An introductory review chapter, “The Scientific Antecedents of Situated Cognition,” by Bill Clancey (Chief Scientist, Human-Centered Computing) has appeared in the Cambridge Handbook of Situated Cognition. The article explains how research in cognitive science has adopted a “systems thinking” approach that relates neural, psychological, social, and environmental processes in complex settings, such as spaceflight operations.
In the twentieth century, the concepts of dynamical systems, self-regulation, and complexity were pioneered in a variety of scientific fields including ethology, anthropology, and cybernetics. However, psychologists’ reaction to behaviorism in the 1950s and the adoption of the von Neumann data–program distinction for computational modeling led to a reductionist theory of cognition, equating data with information, computer models with human knowledge, logical deduction with judgment, word “semantic” networks with conceptual systems, and problem solving with all human activity.
During the 1970s and 1980s, computer and social scientists began to work together in schools and work settings, leading to radically different theories about the nature of human memory, knowledge, and learning. In the 1990s this new perspective was often called “situated cognition,” emphasizing that knowledge and performance are always adapted and improvised in action. Put another way, concepts, skills, and plans develop in our experience as we behave, rather than being stored and applied by rote like computer programs. In particular, information is created by the perceiver, meaning is conceived dynamically as people are looking and acting in the world, and activities are always socially framed by a person’s understanding of roles, norms, and values.
Situated cognition has significant implications for the design of operations and training, particularly in how tools (such as written procedures, automated systems, and robots) affect and are used by human teams in practice. In the past decade, NASA has adopted these ideas under the rubric of “human-centered computing,” bringing the methods of ethnography and “participatory design” to the creation of model-based tools for human spaceflight and interplanetary missions.
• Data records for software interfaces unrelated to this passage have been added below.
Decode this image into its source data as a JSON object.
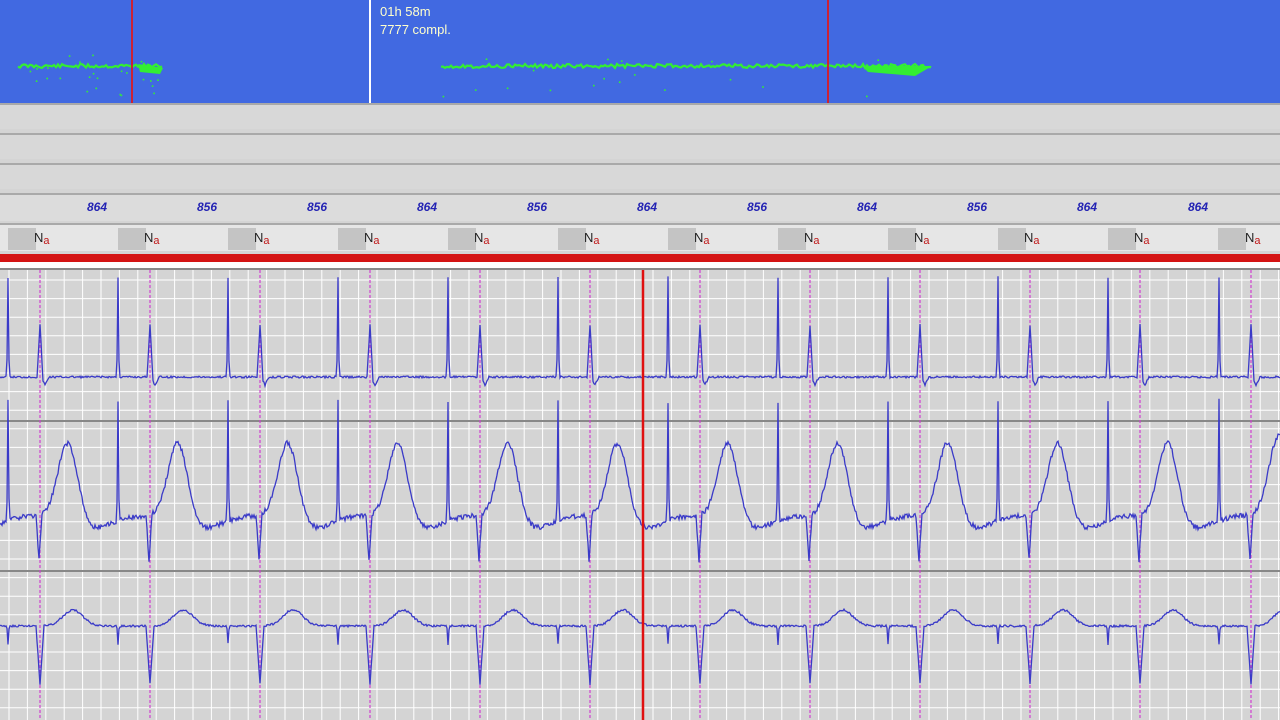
{
  "trend_panel": {
    "duration_label": "01h 58m",
    "complexes_label": "7777 compl.",
    "background_color": "#4169e1",
    "trace_color": "#33ee33",
    "cursor_color": "#cc2233"
  },
  "rr_intervals": [
    "864",
    "856",
    "856",
    "864",
    "856",
    "864",
    "856",
    "864",
    "856",
    "864",
    "864"
  ],
  "beat_labels": [
    {
      "main": "N",
      "sub": "a"
    },
    {
      "main": "N",
      "sub": "a"
    },
    {
      "main": "N",
      "sub": "a"
    },
    {
      "main": "N",
      "sub": "a"
    },
    {
      "main": "N",
      "sub": "a"
    },
    {
      "main": "N",
      "sub": "a"
    },
    {
      "main": "N",
      "sub": "a"
    },
    {
      "main": "N",
      "sub": "a"
    },
    {
      "main": "N",
      "sub": "a"
    },
    {
      "main": "N",
      "sub": "a"
    },
    {
      "main": "N",
      "sub": "a"
    },
    {
      "main": "N",
      "sub": "a"
    }
  ],
  "ecg": {
    "lead_count": 3,
    "trace_color": "#3a3ac8",
    "beat_marker_color": "#d040d0",
    "cursor_color": "#e01010",
    "grid_color": "#ffffff",
    "background_color": "#d4d4d4"
  }
}
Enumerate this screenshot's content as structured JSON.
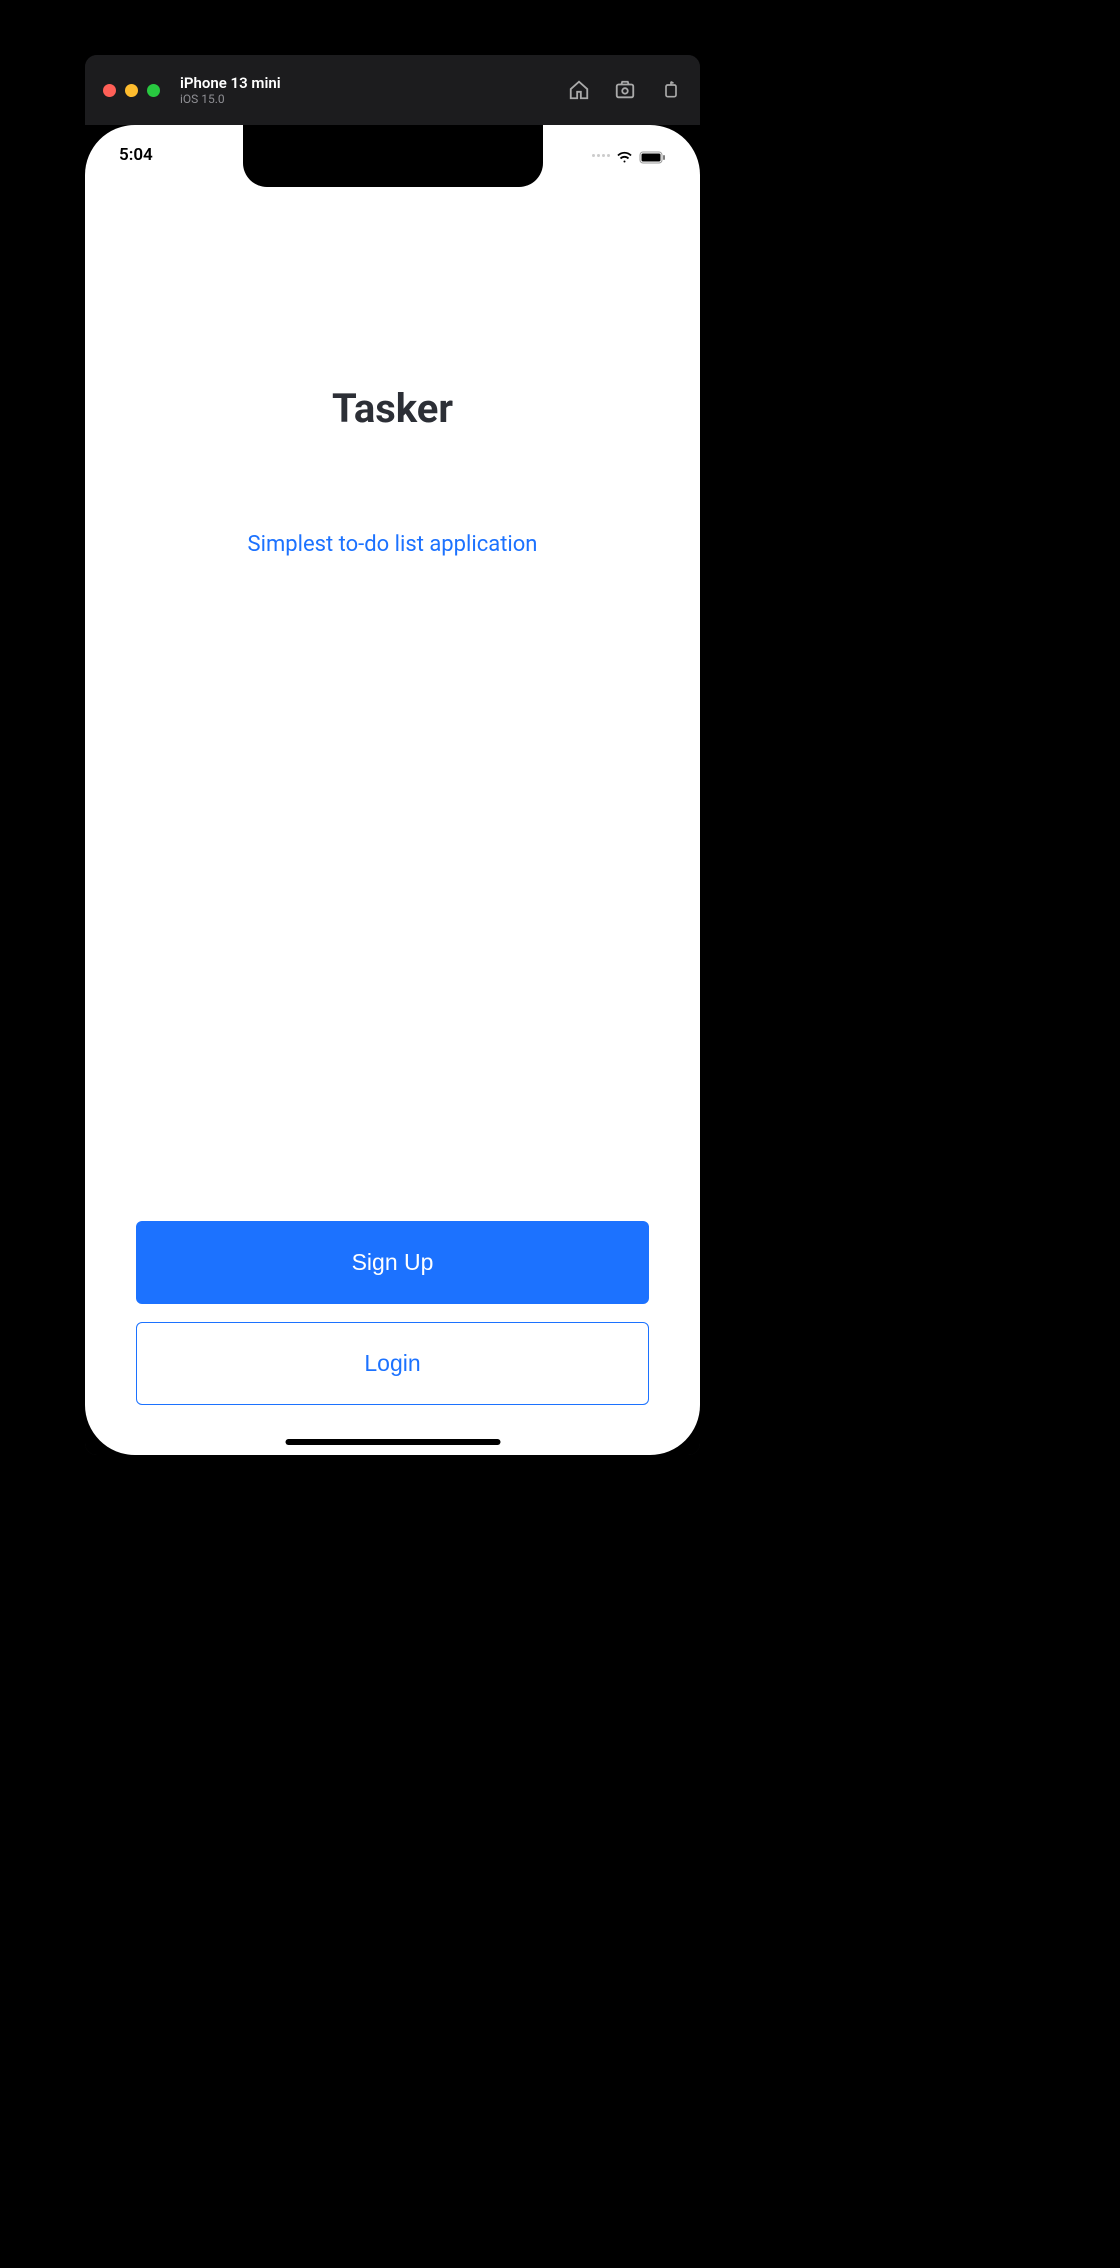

NASA PROGRAM FUNDING: This project was funded in part by a NASA Research Announcement (NRA), “Intelligent Systems” (2001-2006). Funding was also provided by the Exploration Technology Development Program (ETDP) within NASA's Exploration Systems Mission Directorate (ESMD) in 2006: Program 12B, “Human System Interaction.”
Contact: Bill Clancey